What is needed = Every entry has to be restated word for word.
Information START
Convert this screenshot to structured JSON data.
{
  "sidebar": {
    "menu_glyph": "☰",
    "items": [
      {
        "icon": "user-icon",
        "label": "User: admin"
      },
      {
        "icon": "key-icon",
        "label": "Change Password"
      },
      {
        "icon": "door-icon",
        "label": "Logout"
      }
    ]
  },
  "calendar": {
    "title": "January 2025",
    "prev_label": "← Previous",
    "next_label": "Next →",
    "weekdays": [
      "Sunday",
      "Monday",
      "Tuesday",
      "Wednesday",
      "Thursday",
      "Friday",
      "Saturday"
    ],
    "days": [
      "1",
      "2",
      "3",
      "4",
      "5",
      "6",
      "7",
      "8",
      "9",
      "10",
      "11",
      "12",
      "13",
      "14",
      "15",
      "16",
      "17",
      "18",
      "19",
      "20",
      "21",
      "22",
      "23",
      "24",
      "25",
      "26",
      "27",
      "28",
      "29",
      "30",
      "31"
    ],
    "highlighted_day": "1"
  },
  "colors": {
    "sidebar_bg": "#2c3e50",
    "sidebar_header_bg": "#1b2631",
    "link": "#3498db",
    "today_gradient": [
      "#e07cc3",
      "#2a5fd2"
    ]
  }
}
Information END
Exercise answer =
Convert this screenshot to structured JSON data.
{
  "sidebar": {
    "menu_glyph": "☰",
    "items": [
      {
        "icon": "user-icon",
        "label": "User: admin"
      },
      {
        "icon": "key-icon",
        "label": "Change Password"
      },
      {
        "icon": "door-icon",
        "label": "Logout"
      }
    ]
  },
  "calendar": {
    "title": "January 2025",
    "prev_label": "← Previous",
    "next_label": "Next →",
    "weekdays": [
      "Sunday",
      "Monday",
      "Tuesday",
      "Wednesday",
      "Thursday",
      "Friday",
      "Saturday"
    ],
    "days": [
      "1",
      "2",
      "3",
      "4",
      "5",
      "6",
      "7",
      "8",
      "9",
      "10",
      "11",
      "12",
      "13",
      "14",
      "15",
      "16",
      "17",
      "18",
      "19",
      "20",
      "21",
      "22",
      "23",
      "24",
      "25",
      "26",
      "27",
      "28",
      "29",
      "30",
      "31"
    ],
    "highlighted_day": "1"
  },
  "colors": {
    "sidebar_bg": "#2c3e50",
    "sidebar_header_bg": "#1b2631",
    "link": "#3498db",
    "today_gradient": [
      "#e07cc3",
      "#2a5fd2"
    ]
  }
}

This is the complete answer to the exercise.